Whether you’re new to public relations or a 20-year veteran, pitching media contacts can be a tall task. Even the best-written and most timely pitches don’t guarantee earned media.
When Ivy Ledbetter Lee sent the first press release in 1906, it was a revolutionary concept—so revolutionary that The New York Times printed Lee’s press release in full, with no changes. In 2021, thousands of press releases are sent every day.
Quantity alone isn’t a predictor of media coverage. Fewer than 10% of pitches become stories. Even the PR world’s top performers fail over 90% of the time.
So how do you stand out in a crowded marketplace? Focus on quality.
Here are two tips for 2022:
1. Do your research.
The first step of media outreach is neither content creation nor distribution. It is media research.
While databases like Cision make it easy to build media lists with thousands of contacts, convenience and quality are not one and the same. The key is personalizing your media lists to include contacts who are most likely to find your content relevant to their news coverage. Brace yourself: This may require hours of research.
For example, if you’re pitching an education-related news story in Arizona, make sure to include all of the education reporters who have covered news directly or tangentially related to your content. You could do so by tracking education-related stories that were published over the last six to 12 months, and include all of the media contacts responsible for them.

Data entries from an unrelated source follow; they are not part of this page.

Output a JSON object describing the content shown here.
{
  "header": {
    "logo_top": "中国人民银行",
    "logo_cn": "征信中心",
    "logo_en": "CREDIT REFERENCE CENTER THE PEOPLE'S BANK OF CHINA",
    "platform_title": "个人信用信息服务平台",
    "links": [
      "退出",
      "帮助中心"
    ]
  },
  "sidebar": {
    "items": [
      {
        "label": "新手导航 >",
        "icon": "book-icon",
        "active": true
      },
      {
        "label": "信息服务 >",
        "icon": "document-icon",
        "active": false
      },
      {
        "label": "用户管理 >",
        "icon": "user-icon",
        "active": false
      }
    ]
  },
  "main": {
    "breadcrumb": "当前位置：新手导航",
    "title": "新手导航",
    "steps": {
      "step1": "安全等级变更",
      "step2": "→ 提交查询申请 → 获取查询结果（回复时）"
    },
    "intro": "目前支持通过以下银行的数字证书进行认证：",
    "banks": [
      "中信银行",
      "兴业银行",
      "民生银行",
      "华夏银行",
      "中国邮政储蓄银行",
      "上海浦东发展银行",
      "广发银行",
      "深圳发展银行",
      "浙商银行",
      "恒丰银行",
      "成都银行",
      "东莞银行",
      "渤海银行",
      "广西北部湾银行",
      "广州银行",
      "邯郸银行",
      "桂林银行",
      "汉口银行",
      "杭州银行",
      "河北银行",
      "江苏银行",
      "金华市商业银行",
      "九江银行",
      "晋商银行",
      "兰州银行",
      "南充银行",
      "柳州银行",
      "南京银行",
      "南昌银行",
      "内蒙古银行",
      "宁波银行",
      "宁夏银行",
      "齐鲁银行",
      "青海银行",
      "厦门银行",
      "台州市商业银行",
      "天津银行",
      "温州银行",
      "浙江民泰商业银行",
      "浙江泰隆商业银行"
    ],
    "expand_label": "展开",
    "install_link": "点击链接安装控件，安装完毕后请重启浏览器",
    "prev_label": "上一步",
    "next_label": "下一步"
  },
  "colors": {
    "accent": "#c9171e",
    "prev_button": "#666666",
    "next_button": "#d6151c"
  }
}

You might find that Cision and other databases fail to “catch” certain media contacts who are indeed relevant; you can avoid that problem by consuming plenty of news yourself. Research what was already covered and by whom, then do it again.
Here’s a rule of thumb: Your media research should take more time and effort than creating content or distributing it. But, it will make your media outreach more efficient in the long run, since you won’t be scrambling to follow up with contacts who were not included in your first round of outreach.
2. “Become” the reporter.
When your media research is done and you’re ready for the content creation phase, try this exercise: Forget about yourself. Forget about what your organization wants or needs. Forget about what you’re pitching.
Instead, remember who’s buying it. Remember your target audience. You need to “become” the reporter for a minute. What would annoy you? What would you find relevant?
Do you want to be pitched content that isn’t relevant to your beat or timely, useful information? Do you want to read a pitch that’s short and sweet, or one that doesn’t get to the point? Do you want to receive one follow-up email or five?
For instance, a one- or two-paragraph email pitch is often more effective than a one- or two-page press release. Even three sentences of truly relevant content may stand out more than muddled, redundant press outreach. Media contacts are inherently experts on pithiness, adjusting their reporting to reach people with fleeting attention spans. Their headlines are meant to be eye-catching for a reason, so you should pitch media contacts the same way. Identify the most eye-catching content and run with it.
Here’s one last tip for your next pitch: Don’t get discouraged. You’ll probably be rejected. A “no” is more common than a “yes,” even if you pitch the right way.
That’s what matters most: Pitch the right way. Trust the process, not the outcome. Hang in there, and that “no” will eventually turn into a “yes.”
Luka Ladan, APR, serves as president and CEO of Zenica Public Relations in Portland, Maine.